3,679 reputation
638
bio website markhosang.com/blog
location Nagoya, Japan
age 33
visits member for 3 years, 5 months
seen Oct 30 at 1:43

mid-level asp.net web application developer.

JLPT 2-Kyu 2008
Works a Japanese company in Nagoya
I've been in japan since 2008, but my studying goes back to 1999.


Jun
24
comment How can I say “some X ” in Japanese?
@pacerier yeah i think so
Jun
24
comment How can I say “some X ” in Japanese?
yes, that's certainly one way to look at it daniel.
Jun
24
comment How can I say “some X ” in Japanese?
after thinking about it some more, ちょっとdoesn't really work. And you are right amanda, it is not まだ part that has the understanding of "some" but the sentence as a hole as axio pointed out. Post edited to remove these two points.
Jun
24
comment Why are some lyrics' words written in kanji whose usual reading is not how it is sung?
on the same note here, you'll often seen often unused kanji for words as well. Like for あう you can have 会う・逢う・遭う. Each has the same general meaning of to meet someone but depending on the kanji used you can also convey that it was a chance meeting and such. I would liken it to poetry in English.
Jun
24
comment Why are some lyrics' words written in kanji whose usual reading is not how it is sung?
could have had another +1 for a free hand circle around the specific lyric.
Jun
23
comment Etymology of 右に出る
@repecmps: just a note if you are going to post a link all in Japanese, it might be good to briefly mention what is in the link for non-japanese speakers.(though is probably not the case for amanada, just trying ot keep it beginner friendly)
Jun
20
comment How can you input and display a radical in a computer text document?
this is probably better suited on superuser
Jun
20
comment Are there various ways to use ~し?
Just an addition, while not a Shi, in formal sentences shite becomes shi and will look very simliar to the Kara shi you have listed here. Just mentioning as it might be a point of confusion.
Jun
20
comment Are there various ways to use ~し?
is it ok to have multiple Shis in a sentence? Thought it was one of those things you weren't suppose to use more than once in a sentence.
Jun
20
comment Verb classifications by japanese learners
what's the difference between the upper ichi-dan and lower ichi-dan? are Ru-verbs the same as ichi-dan? and what about special verbs like Kuru? are they go-dan?
Jun
20
comment What exactly is the difference between <verb>-てしまう and <verb>- [切]{き}る?
@pac: what is verb1 and verb5? Are you referring to how to conjugate the verb?
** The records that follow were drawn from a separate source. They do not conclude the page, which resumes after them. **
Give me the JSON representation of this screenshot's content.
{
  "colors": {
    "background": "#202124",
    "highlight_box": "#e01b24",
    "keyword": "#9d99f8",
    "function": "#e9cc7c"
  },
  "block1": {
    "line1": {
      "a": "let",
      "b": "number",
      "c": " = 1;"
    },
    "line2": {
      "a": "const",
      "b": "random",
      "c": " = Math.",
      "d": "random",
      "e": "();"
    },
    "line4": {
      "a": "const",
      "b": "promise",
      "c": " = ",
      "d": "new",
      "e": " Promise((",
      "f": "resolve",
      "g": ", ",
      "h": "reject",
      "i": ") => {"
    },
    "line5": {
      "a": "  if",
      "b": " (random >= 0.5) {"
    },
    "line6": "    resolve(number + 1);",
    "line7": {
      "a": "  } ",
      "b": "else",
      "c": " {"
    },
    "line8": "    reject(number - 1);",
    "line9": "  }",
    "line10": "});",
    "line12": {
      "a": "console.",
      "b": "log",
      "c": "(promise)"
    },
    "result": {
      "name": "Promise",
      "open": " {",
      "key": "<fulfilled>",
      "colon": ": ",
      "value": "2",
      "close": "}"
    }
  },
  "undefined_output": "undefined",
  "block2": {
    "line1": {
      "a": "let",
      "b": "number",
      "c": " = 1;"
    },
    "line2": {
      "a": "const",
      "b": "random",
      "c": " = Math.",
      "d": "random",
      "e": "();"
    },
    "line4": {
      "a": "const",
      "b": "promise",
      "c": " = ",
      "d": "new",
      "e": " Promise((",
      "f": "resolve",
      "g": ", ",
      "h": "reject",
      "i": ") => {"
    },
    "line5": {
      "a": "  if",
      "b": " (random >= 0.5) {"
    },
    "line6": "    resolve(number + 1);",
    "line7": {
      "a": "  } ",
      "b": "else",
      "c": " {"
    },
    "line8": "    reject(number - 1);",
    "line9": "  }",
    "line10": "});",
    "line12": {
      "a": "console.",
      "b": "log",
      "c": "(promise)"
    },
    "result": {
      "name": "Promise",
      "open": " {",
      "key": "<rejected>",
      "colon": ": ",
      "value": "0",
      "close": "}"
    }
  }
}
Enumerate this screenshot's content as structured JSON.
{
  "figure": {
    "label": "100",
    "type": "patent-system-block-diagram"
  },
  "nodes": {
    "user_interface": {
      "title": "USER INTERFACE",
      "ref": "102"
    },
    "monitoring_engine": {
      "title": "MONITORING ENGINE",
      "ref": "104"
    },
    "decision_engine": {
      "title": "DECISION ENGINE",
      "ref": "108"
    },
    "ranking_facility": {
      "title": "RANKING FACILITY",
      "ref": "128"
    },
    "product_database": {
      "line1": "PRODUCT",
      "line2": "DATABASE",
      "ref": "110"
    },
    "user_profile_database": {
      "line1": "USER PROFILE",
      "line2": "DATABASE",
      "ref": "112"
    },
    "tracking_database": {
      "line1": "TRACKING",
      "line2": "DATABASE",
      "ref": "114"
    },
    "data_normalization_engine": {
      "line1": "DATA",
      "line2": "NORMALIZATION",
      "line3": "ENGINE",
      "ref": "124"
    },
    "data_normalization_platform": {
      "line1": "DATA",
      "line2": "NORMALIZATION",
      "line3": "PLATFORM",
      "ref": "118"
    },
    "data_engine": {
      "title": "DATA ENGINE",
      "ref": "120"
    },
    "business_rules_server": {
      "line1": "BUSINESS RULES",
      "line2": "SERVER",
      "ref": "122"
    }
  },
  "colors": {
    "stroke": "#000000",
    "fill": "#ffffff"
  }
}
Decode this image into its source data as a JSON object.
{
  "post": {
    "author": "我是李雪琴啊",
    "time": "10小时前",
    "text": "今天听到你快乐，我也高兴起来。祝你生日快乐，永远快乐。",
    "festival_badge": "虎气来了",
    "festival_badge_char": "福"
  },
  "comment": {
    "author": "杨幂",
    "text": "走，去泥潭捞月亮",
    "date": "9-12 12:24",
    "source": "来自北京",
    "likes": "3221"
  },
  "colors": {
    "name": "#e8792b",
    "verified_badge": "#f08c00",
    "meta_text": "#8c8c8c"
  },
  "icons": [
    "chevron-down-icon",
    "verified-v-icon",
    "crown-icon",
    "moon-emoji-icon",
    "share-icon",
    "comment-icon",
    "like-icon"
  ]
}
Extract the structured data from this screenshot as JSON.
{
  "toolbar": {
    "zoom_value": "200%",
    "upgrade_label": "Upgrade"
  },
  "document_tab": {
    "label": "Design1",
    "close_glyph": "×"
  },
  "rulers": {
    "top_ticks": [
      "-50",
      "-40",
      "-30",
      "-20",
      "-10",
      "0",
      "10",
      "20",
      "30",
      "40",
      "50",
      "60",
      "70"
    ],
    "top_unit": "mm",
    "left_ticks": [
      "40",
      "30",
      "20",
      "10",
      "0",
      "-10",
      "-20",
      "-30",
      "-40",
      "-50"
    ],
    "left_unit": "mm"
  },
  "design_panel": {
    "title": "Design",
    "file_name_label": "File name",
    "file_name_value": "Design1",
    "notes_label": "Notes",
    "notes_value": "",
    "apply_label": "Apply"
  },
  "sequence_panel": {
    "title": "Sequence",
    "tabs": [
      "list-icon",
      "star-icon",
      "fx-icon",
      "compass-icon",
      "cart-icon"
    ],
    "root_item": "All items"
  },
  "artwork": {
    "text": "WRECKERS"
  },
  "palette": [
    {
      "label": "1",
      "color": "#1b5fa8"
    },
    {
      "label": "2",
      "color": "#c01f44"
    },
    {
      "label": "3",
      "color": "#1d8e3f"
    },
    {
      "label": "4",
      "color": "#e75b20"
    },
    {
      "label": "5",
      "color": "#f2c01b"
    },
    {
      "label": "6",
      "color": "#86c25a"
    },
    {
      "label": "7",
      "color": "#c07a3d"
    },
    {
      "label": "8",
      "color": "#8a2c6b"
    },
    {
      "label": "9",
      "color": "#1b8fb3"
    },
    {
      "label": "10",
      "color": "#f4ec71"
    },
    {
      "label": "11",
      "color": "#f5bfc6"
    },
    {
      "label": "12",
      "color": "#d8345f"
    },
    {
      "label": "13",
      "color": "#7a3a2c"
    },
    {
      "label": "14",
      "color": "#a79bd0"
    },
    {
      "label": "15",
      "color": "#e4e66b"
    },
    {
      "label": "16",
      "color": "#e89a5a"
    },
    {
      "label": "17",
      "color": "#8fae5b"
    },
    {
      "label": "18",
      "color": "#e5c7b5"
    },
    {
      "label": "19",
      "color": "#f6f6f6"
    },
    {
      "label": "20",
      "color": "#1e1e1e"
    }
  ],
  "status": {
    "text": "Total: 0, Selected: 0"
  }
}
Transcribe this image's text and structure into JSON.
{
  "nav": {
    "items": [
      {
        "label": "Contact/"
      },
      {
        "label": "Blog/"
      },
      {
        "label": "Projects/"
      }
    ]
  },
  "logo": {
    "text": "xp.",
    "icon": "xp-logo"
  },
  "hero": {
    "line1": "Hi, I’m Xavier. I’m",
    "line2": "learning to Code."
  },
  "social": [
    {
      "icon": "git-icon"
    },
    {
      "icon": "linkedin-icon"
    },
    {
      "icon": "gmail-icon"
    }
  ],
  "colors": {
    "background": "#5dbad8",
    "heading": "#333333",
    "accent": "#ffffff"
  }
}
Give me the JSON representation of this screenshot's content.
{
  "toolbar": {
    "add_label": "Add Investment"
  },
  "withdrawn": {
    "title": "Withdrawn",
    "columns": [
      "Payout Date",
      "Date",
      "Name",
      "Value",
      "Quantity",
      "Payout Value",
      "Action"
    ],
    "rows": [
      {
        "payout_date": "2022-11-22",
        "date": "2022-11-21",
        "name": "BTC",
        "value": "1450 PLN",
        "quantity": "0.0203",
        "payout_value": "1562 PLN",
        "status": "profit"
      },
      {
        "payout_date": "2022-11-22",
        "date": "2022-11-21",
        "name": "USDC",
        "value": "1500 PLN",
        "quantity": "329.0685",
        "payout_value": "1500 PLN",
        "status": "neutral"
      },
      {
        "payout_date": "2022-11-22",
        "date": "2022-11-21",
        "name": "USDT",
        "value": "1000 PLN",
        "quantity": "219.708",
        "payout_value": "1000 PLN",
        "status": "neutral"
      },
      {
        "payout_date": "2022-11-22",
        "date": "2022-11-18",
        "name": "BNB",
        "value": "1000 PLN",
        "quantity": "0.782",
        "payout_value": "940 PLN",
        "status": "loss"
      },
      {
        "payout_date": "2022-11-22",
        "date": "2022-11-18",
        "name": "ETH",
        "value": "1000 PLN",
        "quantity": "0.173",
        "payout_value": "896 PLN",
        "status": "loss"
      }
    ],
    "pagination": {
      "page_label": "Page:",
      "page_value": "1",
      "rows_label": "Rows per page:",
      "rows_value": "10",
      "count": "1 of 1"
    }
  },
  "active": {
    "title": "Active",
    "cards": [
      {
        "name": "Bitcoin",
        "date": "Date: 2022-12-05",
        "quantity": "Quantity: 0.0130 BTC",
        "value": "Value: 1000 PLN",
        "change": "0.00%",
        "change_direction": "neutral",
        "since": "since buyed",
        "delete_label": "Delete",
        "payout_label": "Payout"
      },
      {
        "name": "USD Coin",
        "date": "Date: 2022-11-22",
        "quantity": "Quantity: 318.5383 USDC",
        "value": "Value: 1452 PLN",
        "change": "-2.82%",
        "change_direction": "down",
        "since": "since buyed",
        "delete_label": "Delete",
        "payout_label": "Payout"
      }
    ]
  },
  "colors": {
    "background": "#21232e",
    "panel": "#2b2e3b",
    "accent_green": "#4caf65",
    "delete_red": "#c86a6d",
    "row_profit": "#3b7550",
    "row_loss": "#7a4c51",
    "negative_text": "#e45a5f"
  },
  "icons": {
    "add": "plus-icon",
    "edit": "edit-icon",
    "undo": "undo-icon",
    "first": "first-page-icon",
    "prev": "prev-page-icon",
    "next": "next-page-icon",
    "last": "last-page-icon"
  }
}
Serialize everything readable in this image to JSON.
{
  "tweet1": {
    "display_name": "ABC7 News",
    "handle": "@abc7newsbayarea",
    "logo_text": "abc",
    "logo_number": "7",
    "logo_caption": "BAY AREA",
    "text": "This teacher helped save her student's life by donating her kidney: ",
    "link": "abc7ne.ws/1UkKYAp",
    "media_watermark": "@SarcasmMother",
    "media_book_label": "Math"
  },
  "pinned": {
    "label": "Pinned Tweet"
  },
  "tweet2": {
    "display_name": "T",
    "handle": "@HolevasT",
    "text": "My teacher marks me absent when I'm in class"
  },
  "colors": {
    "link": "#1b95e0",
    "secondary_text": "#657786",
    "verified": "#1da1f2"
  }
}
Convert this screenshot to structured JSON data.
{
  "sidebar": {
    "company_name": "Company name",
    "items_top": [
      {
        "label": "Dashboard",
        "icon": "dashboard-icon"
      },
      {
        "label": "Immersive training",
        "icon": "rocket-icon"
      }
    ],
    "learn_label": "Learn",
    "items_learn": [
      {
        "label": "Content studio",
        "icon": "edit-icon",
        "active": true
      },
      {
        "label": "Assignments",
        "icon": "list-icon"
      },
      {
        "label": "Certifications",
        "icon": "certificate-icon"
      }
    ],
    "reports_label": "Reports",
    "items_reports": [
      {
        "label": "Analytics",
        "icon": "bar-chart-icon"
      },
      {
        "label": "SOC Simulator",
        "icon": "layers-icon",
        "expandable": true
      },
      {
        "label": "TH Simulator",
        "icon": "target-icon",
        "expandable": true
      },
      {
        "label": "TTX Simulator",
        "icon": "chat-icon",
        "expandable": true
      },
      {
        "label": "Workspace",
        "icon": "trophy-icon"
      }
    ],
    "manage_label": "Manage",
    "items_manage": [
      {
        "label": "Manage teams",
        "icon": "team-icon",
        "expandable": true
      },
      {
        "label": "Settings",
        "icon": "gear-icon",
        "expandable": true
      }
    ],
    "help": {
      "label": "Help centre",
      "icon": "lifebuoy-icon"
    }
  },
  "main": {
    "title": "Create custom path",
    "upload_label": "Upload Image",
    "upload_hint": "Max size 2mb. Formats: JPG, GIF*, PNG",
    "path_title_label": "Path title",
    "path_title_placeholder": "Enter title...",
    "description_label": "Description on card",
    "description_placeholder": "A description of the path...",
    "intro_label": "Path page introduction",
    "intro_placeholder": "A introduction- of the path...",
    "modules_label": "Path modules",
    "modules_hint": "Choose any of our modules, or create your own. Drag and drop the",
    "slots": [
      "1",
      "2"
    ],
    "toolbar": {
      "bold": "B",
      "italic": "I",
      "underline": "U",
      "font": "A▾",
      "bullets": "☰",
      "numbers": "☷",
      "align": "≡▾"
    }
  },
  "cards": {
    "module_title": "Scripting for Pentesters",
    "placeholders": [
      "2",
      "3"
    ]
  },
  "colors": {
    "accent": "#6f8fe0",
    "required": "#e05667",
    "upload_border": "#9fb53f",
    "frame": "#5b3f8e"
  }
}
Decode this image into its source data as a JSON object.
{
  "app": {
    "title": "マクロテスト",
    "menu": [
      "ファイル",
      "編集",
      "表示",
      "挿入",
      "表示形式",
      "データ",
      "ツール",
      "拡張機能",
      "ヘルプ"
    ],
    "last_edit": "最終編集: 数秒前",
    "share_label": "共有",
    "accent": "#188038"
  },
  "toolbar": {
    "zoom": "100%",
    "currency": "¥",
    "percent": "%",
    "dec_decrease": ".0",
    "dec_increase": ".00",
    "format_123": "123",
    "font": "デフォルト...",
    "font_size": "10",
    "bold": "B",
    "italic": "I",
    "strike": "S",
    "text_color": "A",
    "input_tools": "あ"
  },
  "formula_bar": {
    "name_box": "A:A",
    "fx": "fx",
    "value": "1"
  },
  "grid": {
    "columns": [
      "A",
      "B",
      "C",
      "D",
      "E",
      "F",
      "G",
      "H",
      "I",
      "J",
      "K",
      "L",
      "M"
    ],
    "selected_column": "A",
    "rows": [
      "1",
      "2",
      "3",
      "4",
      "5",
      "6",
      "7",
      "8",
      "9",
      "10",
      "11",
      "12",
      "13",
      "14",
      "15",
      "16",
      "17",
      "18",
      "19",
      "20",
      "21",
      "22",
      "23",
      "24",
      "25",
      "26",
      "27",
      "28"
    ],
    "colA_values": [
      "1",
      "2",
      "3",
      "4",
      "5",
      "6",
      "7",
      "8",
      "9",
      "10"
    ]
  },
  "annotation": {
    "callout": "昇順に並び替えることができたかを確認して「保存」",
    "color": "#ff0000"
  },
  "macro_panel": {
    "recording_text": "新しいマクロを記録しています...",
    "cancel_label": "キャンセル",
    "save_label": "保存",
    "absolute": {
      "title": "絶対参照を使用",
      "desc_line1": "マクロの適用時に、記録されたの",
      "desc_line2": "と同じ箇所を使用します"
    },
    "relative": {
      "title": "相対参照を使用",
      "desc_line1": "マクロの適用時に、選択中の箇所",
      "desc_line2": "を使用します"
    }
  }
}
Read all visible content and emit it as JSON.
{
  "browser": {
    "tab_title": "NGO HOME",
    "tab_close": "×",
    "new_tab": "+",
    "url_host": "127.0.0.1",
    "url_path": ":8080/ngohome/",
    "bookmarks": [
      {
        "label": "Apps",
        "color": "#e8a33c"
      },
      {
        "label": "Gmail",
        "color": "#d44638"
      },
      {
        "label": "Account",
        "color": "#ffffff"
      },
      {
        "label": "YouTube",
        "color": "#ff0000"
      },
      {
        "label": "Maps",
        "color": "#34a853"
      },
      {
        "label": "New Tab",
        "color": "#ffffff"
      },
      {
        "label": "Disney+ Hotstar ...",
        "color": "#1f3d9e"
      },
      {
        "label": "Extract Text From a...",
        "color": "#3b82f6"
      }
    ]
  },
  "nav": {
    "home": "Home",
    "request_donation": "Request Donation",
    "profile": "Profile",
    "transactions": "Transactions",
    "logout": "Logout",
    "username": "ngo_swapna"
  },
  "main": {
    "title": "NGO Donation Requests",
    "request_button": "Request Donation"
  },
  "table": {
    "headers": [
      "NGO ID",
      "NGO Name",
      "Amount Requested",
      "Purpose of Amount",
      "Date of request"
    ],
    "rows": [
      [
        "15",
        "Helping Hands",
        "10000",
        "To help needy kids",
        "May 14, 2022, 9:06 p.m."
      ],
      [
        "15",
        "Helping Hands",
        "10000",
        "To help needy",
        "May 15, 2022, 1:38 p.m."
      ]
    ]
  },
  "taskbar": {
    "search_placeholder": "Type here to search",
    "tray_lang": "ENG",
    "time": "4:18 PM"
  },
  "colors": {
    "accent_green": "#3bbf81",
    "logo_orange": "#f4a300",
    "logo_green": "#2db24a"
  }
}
I've only heard of group1 and group2 and u-verbs and ru-verbs. Do you mind explaining what the verb groups you are using are?
Jun
18
comment 全然 {ぜんぜん} with positive adjective / na-adjective
+1 great explanation boaz. Didn't know there was seemingly a pattern to all the zenzen madness
Jun
18
comment In this location context how are に, で and にて different?
heh... if you are seeing that, that is probably correct, but i'm going ot have to get back to you
Jun
16
comment Nuances between the different kanji spellings of あける:明ける vs. 開ける vs. 空ける
@dave: Yup, just edited it. Not using English on a regular basis has made my english get crappy.
Jun
16
comment Nuances between the different kanji spellings of あける:明ける vs. 開ける vs. 空ける
I think it is on topic as he is asking if there really is a difference between them. Dave is just using EDICT as a source he's seen that says X, but he believes Y, and wants to find out what the correct answer is. Think of this question as if it was "i heard from my teacher that" instead of "In EDICT there is"
Jun
16
comment What's the difference between “さけ” (sake) and “しゃけ” (shake)?
which is interesting, cause I always see "salmon" in katakana here in Nagoya.
Jun
16
comment How do you pronounce the Japanese “r”?
+1: when in doubt pronounce it as an "l" is the correct beginner tip here :D
Jun
16
comment What's the difference between “さけ” (sake) and “しゃけ” (shake)?
toro is just fatty high grade tuna. I haven't seen much confusion about it.
Jun
15
comment What's the difference between “さけ” (sake) and “しゃけ” (shake)?
everytime i ask for salmon at a sushi place by saying "Sake" i get a beer, so i say "Shake" and there is never a problem. Albeit, Salmon in katakana seems to be the preferred way to order though
Jun
14
comment How can I differentiate between feet and legs?
thanx for the correction... I was trying to remember it since I've only heard the word in the Linda Linda song.